For the last day of each year, millions of strangers come from across the world and gather at Times Square in New York to see performances and concerts and, of course, watch the ball drop.
This year, plenty of Chinese tourists are also looking forward to the event.
Mani Xu, a tour guide with Manhattan-based L&L Travel Enterprises, the largest Chinese travel agency in the US, is guiding a group of 36 tourists who came to New York to attend the New Year Countdown.
The total number of tourists joining L&L tours for the countdown was 264 this year, most of them on the young side and mostly Chinese.
Ma Yan, 32, a media practitioner from Beijing, is visiting the US for the first time.
Ma watched the Times Square Countdown on television for the last two years. "I chose to attend this group tour in particular because I really want to experience the atmosphere for myself," said Ma.
"I like Ryan Seacrest," Ma said. "I listen to his radio program everyday on my drive to work."
"He was on the TV broadcast for the last two years, I hope to see him and hear the live versions of this year's hit songs on Times Square," Ma added.
Ma and his wife are already well prepared with warmers, down jackets and diapers - brought all the way from China.
Ma joked that as a Chinese, he knew how to survive in a crowd. "We are experienced. Sometimes we go to see large-scale concerts, we prepare just like this," said Ma.
Zou Yuxuan, a 20-year-old Chinese college student studying in Missouri, was traveling in the group with her friend.
"All of my schoolmates and friends who had experienced the countdown at Times Square told me it was crazy and they would never ever do it again," said Zou.
"But we are still heading to it! Without hesitation! Because it's exciting and we are young!" Zou said excitedly.
"There was no holiday atmosphere in our school because all the American students went back home, even the Chinese restaurant closed and the only open market is Walmart," Zou said.
Before joining the group, Zou and her friends traveled with another group to Florida. Zou said, during holidays, most Chinese students studying in the US leave school and travel, if they don't have plans to go back to home. She even met some of her schoolmates who were also visiting the East Coast.
"I once attended countdown in Tiananmen Square," said Zhang Kai, 26, a Chinese communication industry practitioner, temporarily working in Latin America. "It aroused my patriotic feelings as a Chinese.
"But in New York it's totally different, it made me have a more cosmopolitan feeling," said Zhang.
Before arriving in the Big Apple, the group had visited Philadelphia, Washington and Boston over the past week. Most still have jet lag and are feeling a bit exhausted.
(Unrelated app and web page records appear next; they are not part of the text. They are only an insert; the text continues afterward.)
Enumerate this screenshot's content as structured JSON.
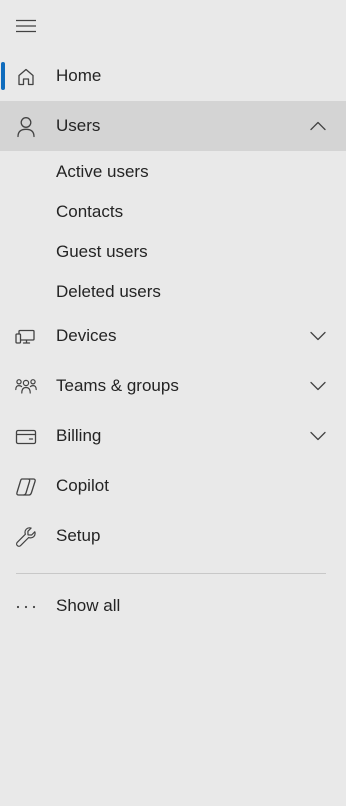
{
  "nav": {
    "menu_icon": "hamburger-icon",
    "items": [
      {
        "id": "home",
        "label": "Home",
        "icon": "home-icon",
        "selected": true
      },
      {
        "id": "users",
        "label": "Users",
        "icon": "person-icon",
        "expanded": true,
        "children": [
          "Active users",
          "Contacts",
          "Guest users",
          "Deleted users"
        ]
      },
      {
        "id": "devices",
        "label": "Devices",
        "icon": "devices-icon",
        "expandable": true
      },
      {
        "id": "teams-groups",
        "label": "Teams & groups",
        "icon": "people-team-icon",
        "expandable": true
      },
      {
        "id": "billing",
        "label": "Billing",
        "icon": "wallet-icon",
        "expandable": true
      },
      {
        "id": "copilot",
        "label": "Copilot",
        "icon": "copilot-icon"
      },
      {
        "id": "setup",
        "label": "Setup",
        "icon": "wrench-icon"
      }
    ],
    "show_all": {
      "label": "Show all",
      "icon": "more-horizontal-icon"
    }
  },
  "colors": {
    "background": "#e9e9e9",
    "expanded_background": "#d4d4d4",
    "selection_indicator": "#0f6cbd",
    "text": "#242424"
  }
}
"No matter what, I believe it will be a valuable experience that I can share with my kids when I go back," said Ma, father of a two-year-old and a three-month-old.
"I believe if you want to experience the world's most ambitious, the best countdown, you have to bear the pain that ordinary people cannot bear," Zhang joked.
"I was ready when I made my decision to come," Zhang said firmly.
Xu and his colleagues will start to head to the countdown area at noon on Dec 31.
L & L will set up a rest stop on West 48th Street between 5th and 6th Avenues, where the traffic is less.
There will be buses parked there to bring tourists back to their hotels after the countdown.
"But if any of our guests fail to make it to midnight, they come out from the area and we will get them back to hotels," Xu said.